It’s worth hunting for a copy of the 1974 translation of the eighth-century The Classic of Tea by Lu Yu if you are fascinated by tea lore. Lu Yu was an herbalist and tea master who wrote the first and the definitive manual about Chinese tea preparation. His chapters include explicit instructions for the utensils used in preparation and every step of the ceremony involved in brewing fresh tea. The best ladles should be made from pear wood. The best water is from mountain streams. River water may do but it should never be from a part of the river that is turbulent or cascades. Well water is “quite inferior.”
Tea, according to Lu Yu, is best picked in the second, third and fourth moons, early in the morning when the dew is cool and only on a perfectly clear day. The finest tea leaves may “shrink and crinkle like a Mongol’s boots…look like the dewlap of a wild ox…like a mushroom in whirling flight just as clouds do when they float out from behind a mountain peak…” Lu Yu was also a poet of some note and he waxes most eloquent about his favorite beverage.
Tea is a complex subject, the most common drink in the world beside water for thousands of years, and one that has elaborate rituals surrounding it in several cultures. The Chinese started the whole thing and Lu Yu’s “best seller” on tea spawned generations of competition to find and serve the most exquisite teas with the most extraordinary accessories. Tea is a culture and Lu Yu is its guru and he campaigned for purity in cultivation, roasting and brewing.
Not for Lu Yu were flavored teas with the base additions of spices or other herbs. “Sometimes,” he wrote, “such items as onion, ginger, jujube fruit, orange peel, dogwood berries or peppermint are boiled along with the tea. Such ingredients may be merely scattered across the top for a glossy effect, or they can be boiled together and the froth drawn off. Drinks like that are no more than the swill of gutters and ditches…” So, let’s just be really clear about that.

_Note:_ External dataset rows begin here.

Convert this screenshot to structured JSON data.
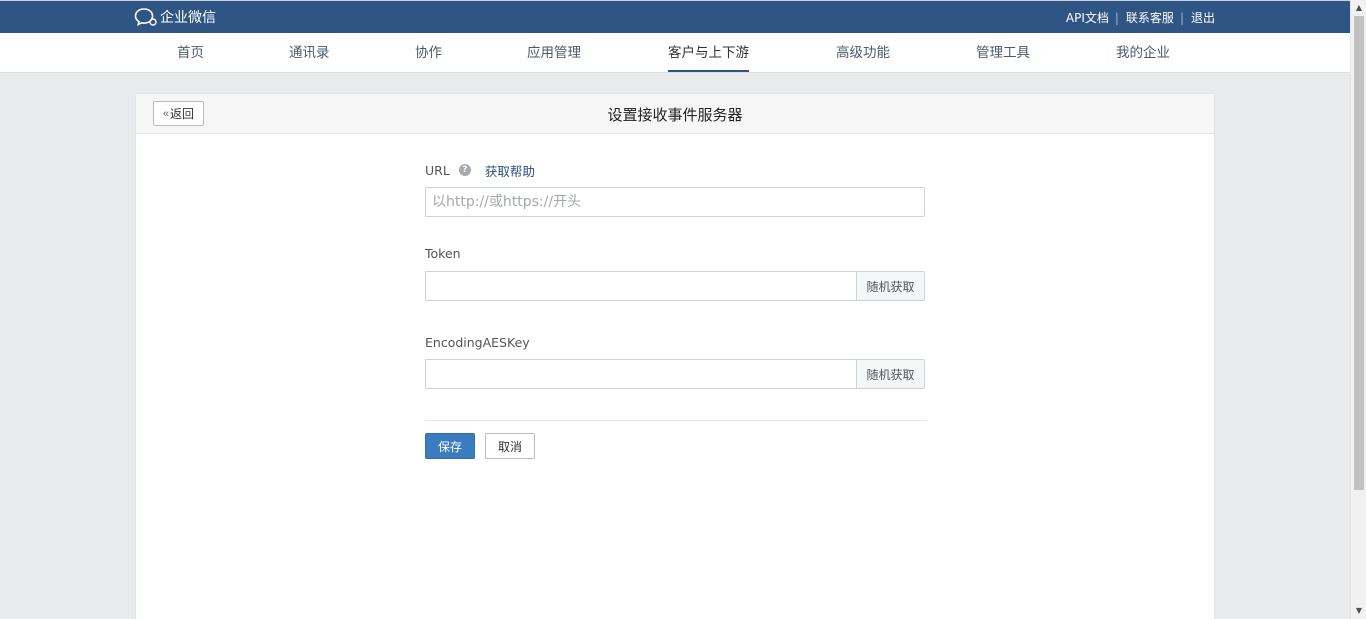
{
  "header": {
    "brand": "企业微信",
    "links": [
      {
        "label": "API文档"
      },
      {
        "label": "联系客服"
      },
      {
        "label": "退出"
      }
    ]
  },
  "nav": {
    "items": [
      {
        "label": "首页"
      },
      {
        "label": "通讯录"
      },
      {
        "label": "协作"
      },
      {
        "label": "应用管理"
      },
      {
        "label": "客户与上下游",
        "active": true
      },
      {
        "label": "高级功能"
      },
      {
        "label": "管理工具"
      },
      {
        "label": "我的企业"
      }
    ],
    "active_color": "#2f5584"
  },
  "page": {
    "back_label": "返回",
    "title": "设置接收事件服务器"
  },
  "form": {
    "url": {
      "label": "URL",
      "help_icon": "question-icon",
      "help_link": "获取帮助",
      "placeholder": "以http://或https://开头",
      "value": ""
    },
    "token": {
      "label": "Token",
      "value": "",
      "random_button": "随机获取"
    },
    "aes_key": {
      "label": "EncodingAESKey",
      "value": "",
      "random_button": "随机获取"
    },
    "save_label": "保存",
    "cancel_label": "取消"
  },
  "colors": {
    "topbar": "#2f5584",
    "primary_button": "#3b7cc1",
    "background": "#e9eaec"
  }
}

There is some great dish about royal and distinguished tea drinkers of the time and careful lists of the best tea-producing regions–some of those areas still grow the most sought-after teas. I collected some rare teas on trips to China that are fun to brew and delicious to drink. I’m pleased that many of them would have met Lu Yu’s exacting standards. But his touchy spirit has infused the business of tea even today. I was able to find tiny-rosebud tea at a little shop in Hong Kong, along with some very fine white tea. The shopkeeper, however, made it plain that she was selling the rose tea to me under duress. I suppose ignorant foreigners get special dispensation. No true Chinese ch’a connoisseur would dream of polluting delicate taste buds with anything as fey as rosebud tea. Lu Yu, I’m reasonably certain, would be haughtily dismissive.
The Classic of Tea Lu Yu (translation by Francis Ross Carpenter) | Little, Brown and Company 1974